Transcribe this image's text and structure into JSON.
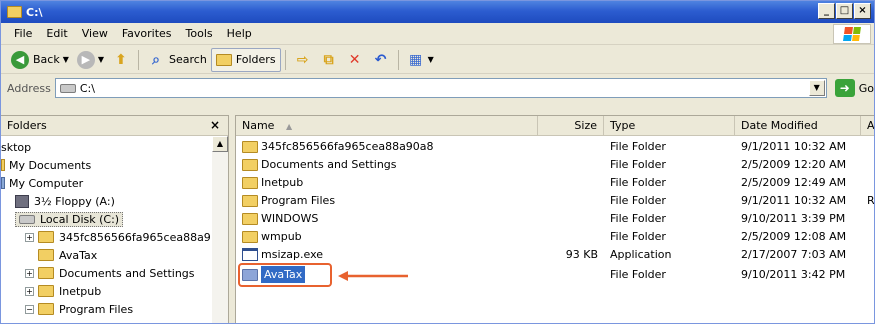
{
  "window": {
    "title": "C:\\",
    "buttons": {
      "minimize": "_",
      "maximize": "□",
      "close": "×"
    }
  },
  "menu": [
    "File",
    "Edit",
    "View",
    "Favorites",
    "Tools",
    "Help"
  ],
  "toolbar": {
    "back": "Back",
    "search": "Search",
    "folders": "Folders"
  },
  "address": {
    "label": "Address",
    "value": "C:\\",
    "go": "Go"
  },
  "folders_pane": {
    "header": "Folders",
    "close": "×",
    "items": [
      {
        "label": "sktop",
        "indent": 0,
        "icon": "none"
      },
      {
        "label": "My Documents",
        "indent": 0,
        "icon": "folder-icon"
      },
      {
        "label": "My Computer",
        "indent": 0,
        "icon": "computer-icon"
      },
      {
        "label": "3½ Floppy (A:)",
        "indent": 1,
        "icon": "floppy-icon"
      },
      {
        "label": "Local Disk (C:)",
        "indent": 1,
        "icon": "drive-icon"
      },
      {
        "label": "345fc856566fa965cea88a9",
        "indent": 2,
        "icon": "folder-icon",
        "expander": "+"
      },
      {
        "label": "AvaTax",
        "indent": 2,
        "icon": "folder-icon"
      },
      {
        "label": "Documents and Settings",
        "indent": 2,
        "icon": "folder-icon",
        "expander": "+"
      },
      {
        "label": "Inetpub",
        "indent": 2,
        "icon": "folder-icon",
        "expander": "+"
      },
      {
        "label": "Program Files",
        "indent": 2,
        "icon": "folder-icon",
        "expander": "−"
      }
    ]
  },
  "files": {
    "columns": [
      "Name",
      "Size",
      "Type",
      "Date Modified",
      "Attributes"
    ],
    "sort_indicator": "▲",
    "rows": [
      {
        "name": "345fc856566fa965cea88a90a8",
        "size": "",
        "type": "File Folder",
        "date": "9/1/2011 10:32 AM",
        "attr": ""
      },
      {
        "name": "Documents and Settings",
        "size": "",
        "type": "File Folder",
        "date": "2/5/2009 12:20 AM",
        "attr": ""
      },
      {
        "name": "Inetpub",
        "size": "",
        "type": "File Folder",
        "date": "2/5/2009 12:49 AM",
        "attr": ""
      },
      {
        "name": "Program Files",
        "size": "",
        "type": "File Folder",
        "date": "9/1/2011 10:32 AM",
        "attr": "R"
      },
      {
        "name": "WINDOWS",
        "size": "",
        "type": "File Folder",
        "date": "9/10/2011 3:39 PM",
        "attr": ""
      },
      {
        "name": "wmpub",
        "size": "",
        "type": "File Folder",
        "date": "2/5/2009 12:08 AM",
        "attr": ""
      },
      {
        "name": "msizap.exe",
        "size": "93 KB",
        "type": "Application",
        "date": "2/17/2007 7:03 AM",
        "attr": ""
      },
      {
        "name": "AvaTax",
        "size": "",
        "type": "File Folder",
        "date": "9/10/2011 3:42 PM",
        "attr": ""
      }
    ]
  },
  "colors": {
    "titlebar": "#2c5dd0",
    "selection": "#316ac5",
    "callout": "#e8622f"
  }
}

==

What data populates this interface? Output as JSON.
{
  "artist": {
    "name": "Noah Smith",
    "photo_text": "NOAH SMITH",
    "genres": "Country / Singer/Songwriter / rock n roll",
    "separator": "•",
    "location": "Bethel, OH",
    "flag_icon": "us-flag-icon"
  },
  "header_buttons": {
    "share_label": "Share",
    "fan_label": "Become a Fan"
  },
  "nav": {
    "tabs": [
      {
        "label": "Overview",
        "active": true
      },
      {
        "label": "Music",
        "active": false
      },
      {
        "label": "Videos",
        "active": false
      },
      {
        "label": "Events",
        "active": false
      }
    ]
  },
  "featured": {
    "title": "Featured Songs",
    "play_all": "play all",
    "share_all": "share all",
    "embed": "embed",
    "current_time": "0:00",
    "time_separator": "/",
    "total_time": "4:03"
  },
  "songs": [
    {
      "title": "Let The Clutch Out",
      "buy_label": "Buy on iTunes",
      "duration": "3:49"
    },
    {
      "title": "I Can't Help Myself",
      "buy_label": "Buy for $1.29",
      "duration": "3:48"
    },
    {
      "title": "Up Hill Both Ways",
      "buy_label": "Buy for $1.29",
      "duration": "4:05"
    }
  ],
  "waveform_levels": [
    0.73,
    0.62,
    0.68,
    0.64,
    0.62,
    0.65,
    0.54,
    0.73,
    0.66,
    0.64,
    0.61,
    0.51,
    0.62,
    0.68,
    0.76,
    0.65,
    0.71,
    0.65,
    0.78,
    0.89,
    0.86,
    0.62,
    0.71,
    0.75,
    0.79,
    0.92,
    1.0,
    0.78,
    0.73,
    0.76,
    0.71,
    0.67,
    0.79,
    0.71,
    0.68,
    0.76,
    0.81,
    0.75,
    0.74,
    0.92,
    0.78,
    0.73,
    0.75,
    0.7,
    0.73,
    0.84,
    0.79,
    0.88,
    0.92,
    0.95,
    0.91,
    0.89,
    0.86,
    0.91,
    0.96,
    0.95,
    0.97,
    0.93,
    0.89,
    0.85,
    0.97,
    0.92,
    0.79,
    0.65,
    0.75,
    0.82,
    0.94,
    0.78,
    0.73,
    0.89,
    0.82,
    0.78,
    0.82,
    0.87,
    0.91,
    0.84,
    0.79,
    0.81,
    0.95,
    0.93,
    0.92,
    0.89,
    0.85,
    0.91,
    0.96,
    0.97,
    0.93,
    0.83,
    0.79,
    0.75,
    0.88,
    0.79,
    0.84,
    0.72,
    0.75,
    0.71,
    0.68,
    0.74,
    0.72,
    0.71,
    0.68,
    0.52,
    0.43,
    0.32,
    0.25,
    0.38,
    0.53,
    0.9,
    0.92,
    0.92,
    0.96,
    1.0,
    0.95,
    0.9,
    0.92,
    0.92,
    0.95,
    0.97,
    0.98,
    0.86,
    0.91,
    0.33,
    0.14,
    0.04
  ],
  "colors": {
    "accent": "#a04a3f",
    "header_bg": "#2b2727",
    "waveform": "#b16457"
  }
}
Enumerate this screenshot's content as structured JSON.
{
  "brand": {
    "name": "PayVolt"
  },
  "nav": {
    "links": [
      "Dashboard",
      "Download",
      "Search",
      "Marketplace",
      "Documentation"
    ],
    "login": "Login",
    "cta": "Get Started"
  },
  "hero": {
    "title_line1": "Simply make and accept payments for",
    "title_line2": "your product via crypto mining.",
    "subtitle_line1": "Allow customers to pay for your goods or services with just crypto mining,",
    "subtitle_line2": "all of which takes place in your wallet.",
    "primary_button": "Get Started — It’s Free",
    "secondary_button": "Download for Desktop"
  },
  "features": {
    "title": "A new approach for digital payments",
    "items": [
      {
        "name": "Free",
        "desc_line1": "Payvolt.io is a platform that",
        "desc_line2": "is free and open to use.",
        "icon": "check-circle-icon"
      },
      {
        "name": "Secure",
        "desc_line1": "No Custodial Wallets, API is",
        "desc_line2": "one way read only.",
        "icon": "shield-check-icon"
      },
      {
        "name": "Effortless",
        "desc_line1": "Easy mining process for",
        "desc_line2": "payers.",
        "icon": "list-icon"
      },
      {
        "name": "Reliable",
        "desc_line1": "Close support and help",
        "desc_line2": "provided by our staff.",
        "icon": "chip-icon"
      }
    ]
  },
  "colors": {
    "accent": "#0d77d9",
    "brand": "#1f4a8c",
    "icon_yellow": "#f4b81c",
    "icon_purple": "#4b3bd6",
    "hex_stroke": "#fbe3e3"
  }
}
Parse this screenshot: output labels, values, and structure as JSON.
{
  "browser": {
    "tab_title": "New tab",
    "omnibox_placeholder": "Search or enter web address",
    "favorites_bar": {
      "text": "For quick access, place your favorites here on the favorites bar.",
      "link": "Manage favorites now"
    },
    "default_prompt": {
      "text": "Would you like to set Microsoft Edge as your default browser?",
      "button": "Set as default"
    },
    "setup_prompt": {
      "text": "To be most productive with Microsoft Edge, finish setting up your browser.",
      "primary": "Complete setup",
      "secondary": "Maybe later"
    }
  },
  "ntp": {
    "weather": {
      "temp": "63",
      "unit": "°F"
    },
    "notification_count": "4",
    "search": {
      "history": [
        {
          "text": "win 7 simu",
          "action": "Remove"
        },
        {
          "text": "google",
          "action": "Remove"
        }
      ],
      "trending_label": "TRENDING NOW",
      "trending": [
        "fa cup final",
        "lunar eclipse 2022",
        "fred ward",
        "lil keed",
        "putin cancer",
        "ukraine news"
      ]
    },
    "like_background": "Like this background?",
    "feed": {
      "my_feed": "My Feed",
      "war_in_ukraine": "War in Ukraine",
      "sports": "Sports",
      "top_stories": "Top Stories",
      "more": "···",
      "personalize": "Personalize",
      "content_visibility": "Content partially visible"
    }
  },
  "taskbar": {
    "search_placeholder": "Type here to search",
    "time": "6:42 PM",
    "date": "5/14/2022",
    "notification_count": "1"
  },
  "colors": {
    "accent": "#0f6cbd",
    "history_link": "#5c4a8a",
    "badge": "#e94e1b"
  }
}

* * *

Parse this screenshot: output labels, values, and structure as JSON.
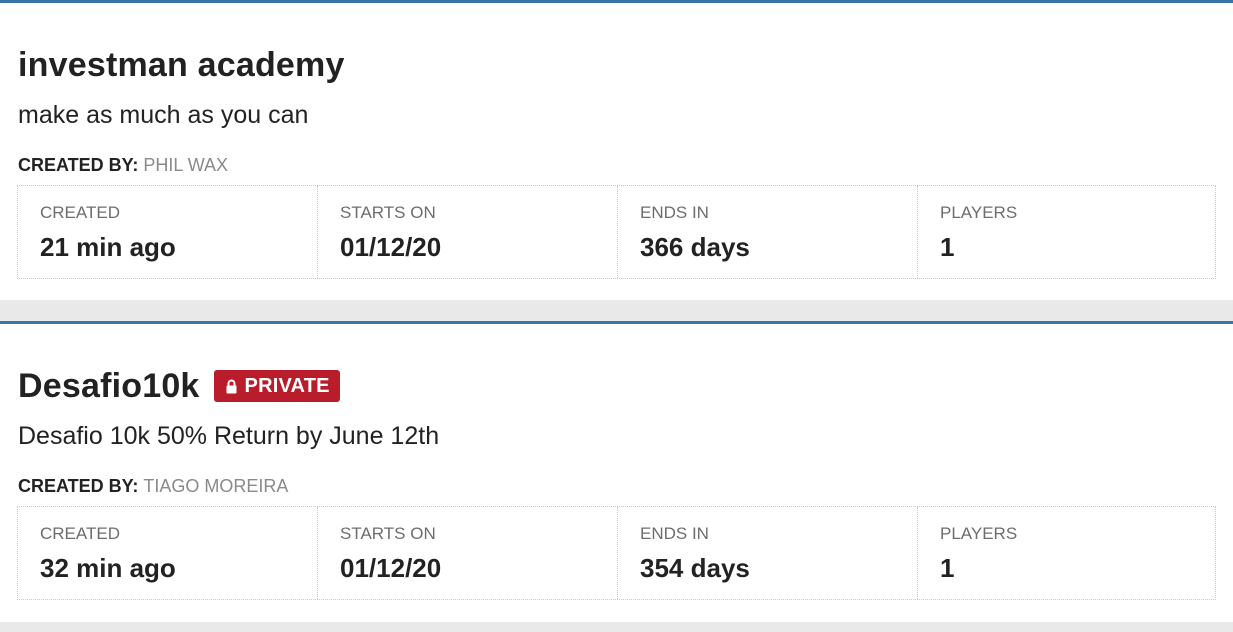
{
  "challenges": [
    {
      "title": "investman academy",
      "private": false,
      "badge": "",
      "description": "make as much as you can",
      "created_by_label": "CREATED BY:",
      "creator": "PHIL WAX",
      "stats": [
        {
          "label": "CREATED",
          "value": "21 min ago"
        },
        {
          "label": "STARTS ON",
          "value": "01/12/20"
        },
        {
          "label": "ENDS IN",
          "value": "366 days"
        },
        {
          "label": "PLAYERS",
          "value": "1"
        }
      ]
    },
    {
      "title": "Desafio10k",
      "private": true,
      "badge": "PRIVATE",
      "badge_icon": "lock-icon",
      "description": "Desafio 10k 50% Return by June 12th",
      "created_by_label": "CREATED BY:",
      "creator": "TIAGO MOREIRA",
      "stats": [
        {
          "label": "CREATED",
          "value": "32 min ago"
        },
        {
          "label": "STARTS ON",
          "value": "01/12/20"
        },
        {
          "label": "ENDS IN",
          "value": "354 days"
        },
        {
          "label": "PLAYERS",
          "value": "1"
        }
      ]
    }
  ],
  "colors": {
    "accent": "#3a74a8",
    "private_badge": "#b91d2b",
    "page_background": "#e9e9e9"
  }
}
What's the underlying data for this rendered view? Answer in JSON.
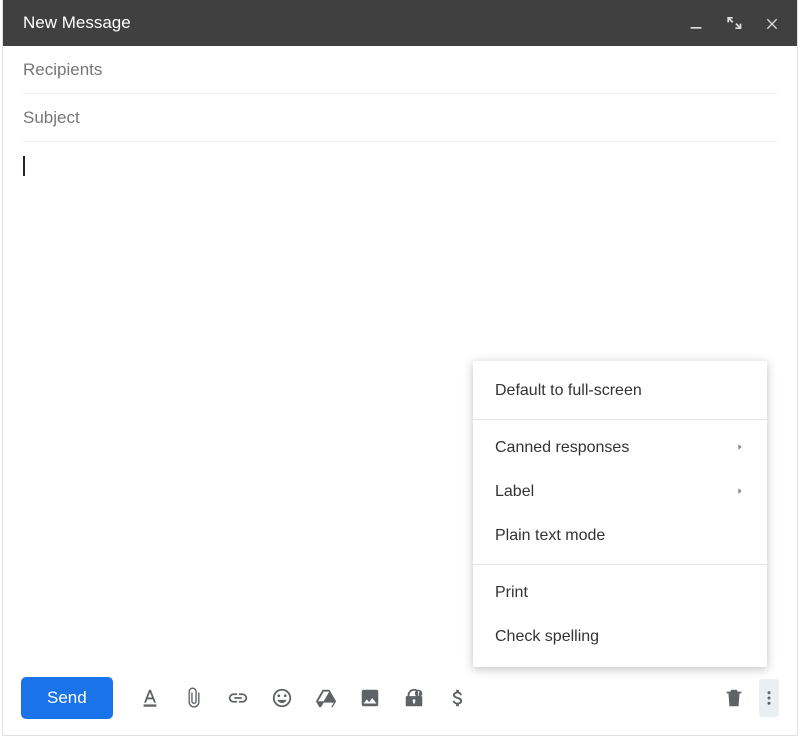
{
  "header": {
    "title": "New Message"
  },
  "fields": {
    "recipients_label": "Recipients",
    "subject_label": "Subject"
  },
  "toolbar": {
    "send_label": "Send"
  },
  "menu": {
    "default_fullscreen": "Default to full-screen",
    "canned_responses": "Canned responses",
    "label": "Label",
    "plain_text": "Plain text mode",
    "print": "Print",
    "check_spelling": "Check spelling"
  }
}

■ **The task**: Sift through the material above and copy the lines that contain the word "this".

■ **Exercise answer**:
Transcribe this image's text and structure into JSON.
What data populates this interface? Output as JSON.
Enumerate this screenshot's content as structured JSON.
Parse this screenshot: output labels, values, and structure as JSON.
    "like_background": "Like this background?",
Parse this screenshot: output labels, values, and structure as JSON.
What's the underlying data for this rendered view? Answer in JSON.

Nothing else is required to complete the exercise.